Because of those higher stakes, companies like Blizzard will have to take their role as guardians and mediators of real-world currency more seriously. As Castronova put it, "This notion that you would rise in protest of something shows that games are really more like governments than they are like Hollywood." Then online spaces like Facebook, Twitter, and community forums aren't just offering undigested nerd-rage, but legitimate, as Castronova calls it, "policy commentary."
But posting on Twitter or Forums is nothing like voting, Castronova admits, nor are publishers being "democratic." And I'm left wondering if a game developer with the ability to develop a more coherent internal economy than ever seen before in a videogame couldn't just as easily build an internal platform for users to engage with one another not simply "socially," but as a genuine civil society.
It's impossible to say exactly what this would look like—citing the work of Joshua Fairfield, Castronova likens the current system in games and social media to a Hobbesian primeval state: "Imagine a village where one guy was the mayor, and anyone who came in had to sign a one-on-one contract with him." Instead, he concludes, "We need to evolve a new kind of contract that allows a covenant to emerge."
Even the most radical libertarian would probably agree that a government must perform two essential functions: keep you alive, and protect your property. Blizzard, then, failed in both tasks once users began losing control of their virtual selves or the goods they had earned. To its credit, the company has already gone to great lengths to repair this. But a more pressing issue is how gamers themselves process these concerns. Maybe the arbitrary cultural taxonomy "gamer" itself is defunct.

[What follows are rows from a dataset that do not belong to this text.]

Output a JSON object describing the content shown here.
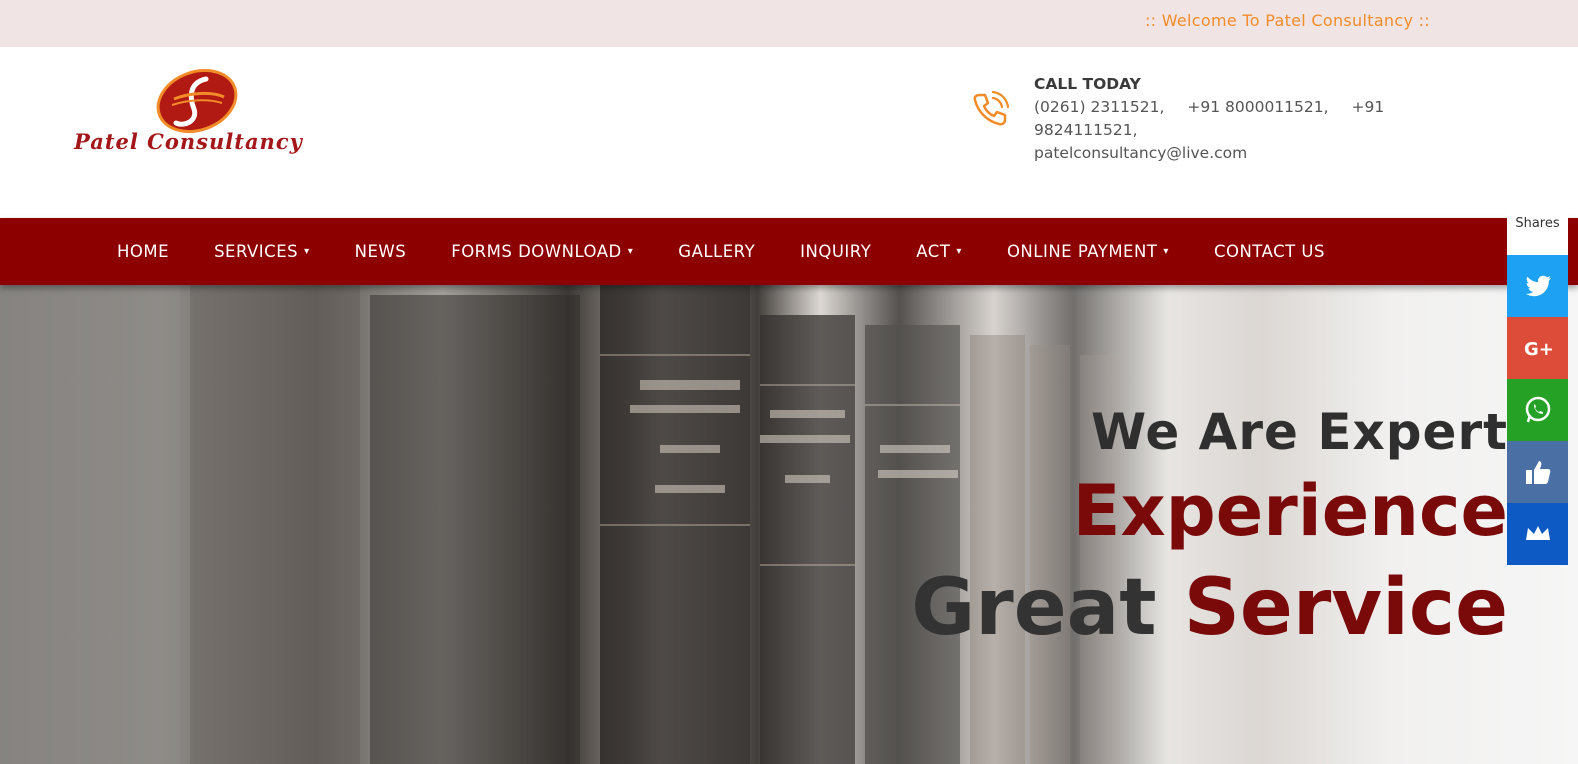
{
  "topbar": {
    "welcome": ":: Welcome To Patel Consultancy ::"
  },
  "logo": {
    "text": "Patel Consultancy",
    "icon": "pc-emblem-icon"
  },
  "contact": {
    "label": "CALL TODAY",
    "phones": [
      "(0261) 2311521,",
      "+91 8000011521,",
      "+91 9824111521,"
    ],
    "email": "patelconsultancy@live.com",
    "icon": "phone-icon"
  },
  "nav": {
    "items": [
      {
        "label": "HOME",
        "dropdown": false
      },
      {
        "label": "SERVICES",
        "dropdown": true
      },
      {
        "label": "NEWS",
        "dropdown": false
      },
      {
        "label": "FORMS DOWNLOAD",
        "dropdown": true
      },
      {
        "label": "GALLERY",
        "dropdown": false
      },
      {
        "label": "INQUIRY",
        "dropdown": false
      },
      {
        "label": "ACT",
        "dropdown": true
      },
      {
        "label": "ONLINE PAYMENT",
        "dropdown": true
      },
      {
        "label": "CONTACT US",
        "dropdown": false
      }
    ],
    "caret": "▾"
  },
  "hero": {
    "line1": "We Are  Expert",
    "line2": "Experience",
    "line3_a": "Great",
    "line3_b": "Service"
  },
  "share": {
    "label": "Shares",
    "buttons": [
      {
        "name": "twitter",
        "color": "#1da1f2",
        "icon": "twitter-icon"
      },
      {
        "name": "google-plus",
        "color": "#dd4b39",
        "icon": "google-plus-icon"
      },
      {
        "name": "whatsapp",
        "color": "#25a126",
        "icon": "whatsapp-icon"
      },
      {
        "name": "like",
        "color": "#4a6fa5",
        "icon": "thumbs-up-icon"
      },
      {
        "name": "sumo",
        "color": "#0e5ac5",
        "icon": "crown-icon"
      }
    ]
  },
  "colors": {
    "nav": "#8c0000",
    "accent": "#f28c28",
    "topbar": "#f0e4e4"
  }
}
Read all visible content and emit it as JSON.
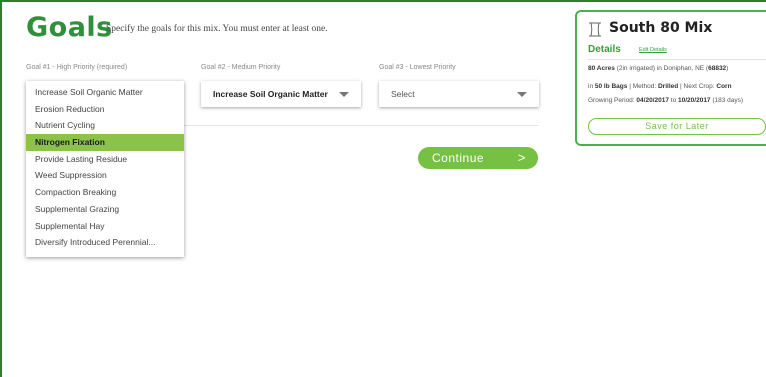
{
  "header": {
    "title": "Goals",
    "subtitle": "Specify the goals for this mix. You must enter at least one."
  },
  "goals": [
    {
      "label": "Goal #1 - High Priority (required)",
      "value": "Increase Soil Organic Matter"
    },
    {
      "label": "Goal #2 - Medium Priority",
      "value": "Increase Soil Organic Matter"
    },
    {
      "label": "Goal #3 - Lowest Priority",
      "value": "Select"
    }
  ],
  "dropdown": {
    "options": [
      "Increase Soil Organic Matter",
      "Erosion Reduction",
      "Nutrient Cycling",
      "Nitrogen Fixation",
      "Provide Lasting Residue",
      "Weed Suppression",
      "Compaction Breaking",
      "Supplemental Grazing",
      "Supplemental Hay",
      "Diversify Introduced Perennial..."
    ],
    "highlighted": "Nitrogen Fixation"
  },
  "actions": {
    "continue_label": "Continue",
    "continue_arrow": ">"
  },
  "mix": {
    "title": "South 80 Mix",
    "details_label": "Details",
    "edit_link": "Edit Details",
    "acres": "80 Acres",
    "irrigation": "(2in irrigated) in Doniphan, NE (",
    "zip": "68832",
    "zip_close": ")",
    "bag_prefix": "in ",
    "bags": "50 lb Bags",
    "method_label": " | Method: ",
    "method": "Drilled",
    "next_crop_label": " | Next Crop: ",
    "next_crop": "Corn",
    "growing_label": "Growing Period: ",
    "start_date": "04/20/2017",
    "to_label": " to ",
    "end_date": "10/20/2017",
    "duration": " (183 days)",
    "save_label": "Save for Later"
  },
  "colors": {
    "brand_green": "#2f8f3a",
    "accent_green": "#76c043",
    "highlight_green": "#8bc34a",
    "border_green": "#4caf50"
  },
  "icons": {
    "mix_icon": "mix-bag-icon",
    "caret": "chevron-down-icon",
    "continue_arrow": "chevron-right-icon"
  }
}
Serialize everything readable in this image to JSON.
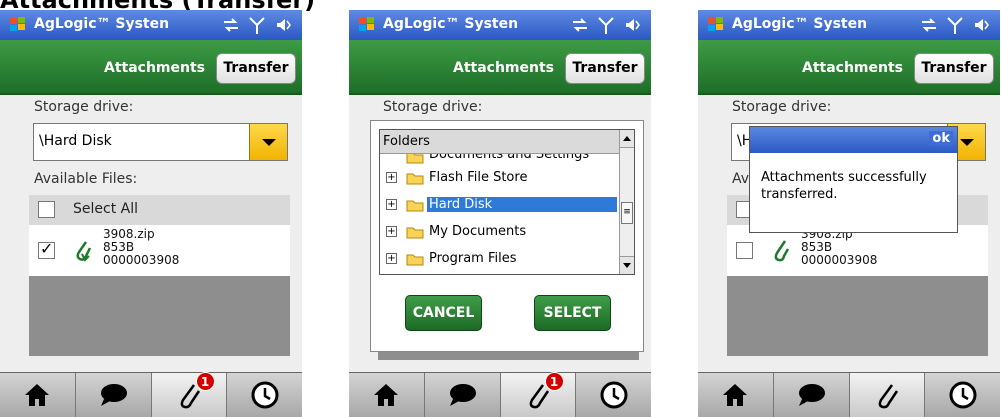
{
  "page_title": "Attachments (Transfer)",
  "colors": {
    "header_green": "#2e8a37",
    "status_blue": "#3a66cc",
    "dropdown_yellow": "#f6c400",
    "badge_red": "#d40000"
  },
  "status_bar": {
    "app_title": "AgLogic™ Systen"
  },
  "header": {
    "tab_label": "Attachments",
    "transfer_label": "Transfer"
  },
  "form": {
    "storage_label": "Storage drive:",
    "storage_value": "\\Hard Disk",
    "storage_value_short": "\\H",
    "available_label": "Available Files:",
    "available_label_short": "Ava",
    "select_all_label": "Select All"
  },
  "file": {
    "name": "3908.zip",
    "size": "853B",
    "id": "0000003908"
  },
  "nav": {
    "items": [
      "home-icon",
      "chat-icon",
      "attachment-icon",
      "clock-icon"
    ],
    "badge_count": "1"
  },
  "folder_dialog": {
    "header": "Folders",
    "partial_item": "Documents and Settings",
    "items": [
      "Flash File Store",
      "Hard Disk",
      "My Documents",
      "Program Files"
    ],
    "selected": "Hard Disk",
    "cancel_label": "CANCEL",
    "select_label": "SELECT"
  },
  "message_box": {
    "ok_label": "ok",
    "text": "Attachments successfully transferred."
  }
}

Instead, a new notion of citizenship is needed as people enter into these increasingly elaborate digital universes. As Castronova reasoned in his seminal essay "On Virtual Economies":
To anyone versed in political history, it should be no surprise that the game companies have made themselves vulnerable by approaching these matters as customer service issues rather than governance. In their own minds, the players are not customers, but citizens, with corresponding rights.
Given the muddled reactions and petitions brought against everything ranging from the artistic direction of Diablo III or the ending of Mass Effect, I'm less convinced that gamers have a full sense of themselves as citizens. "It became incorrect and bad manners to use this," Walker admitted of the protest over the Mass Effect 3 ending, "but it was an entitled reaction, which is why it's so peculiar that people are willingly allowing every last scrap of a notion of ownership of gaming to be taken from them." Gamers should approach these platforms with the same wariness users have when entering a digital space like, say, Facebook or Google. But it remains the imperative of developers to offer spaces where this kind of negotiation can happen between players forced to rely on forums and tweets alone.
In 2000, Raph Koster penned "A Declaration of the Rights of Avatars" making just such a case. In one of its most ambitious passages, the document petitioned for "free and equal rights," foremost amount these being "the right to be treated as people and not as disembodied, meaningless, soulless puppets." Ultimately, Koster wrote his argument off as a "hypothetical exercise" that was "riddled with gotchas and logical holes." If Diablo III is a sign of things to come, it's probably time to dust off the parchment again.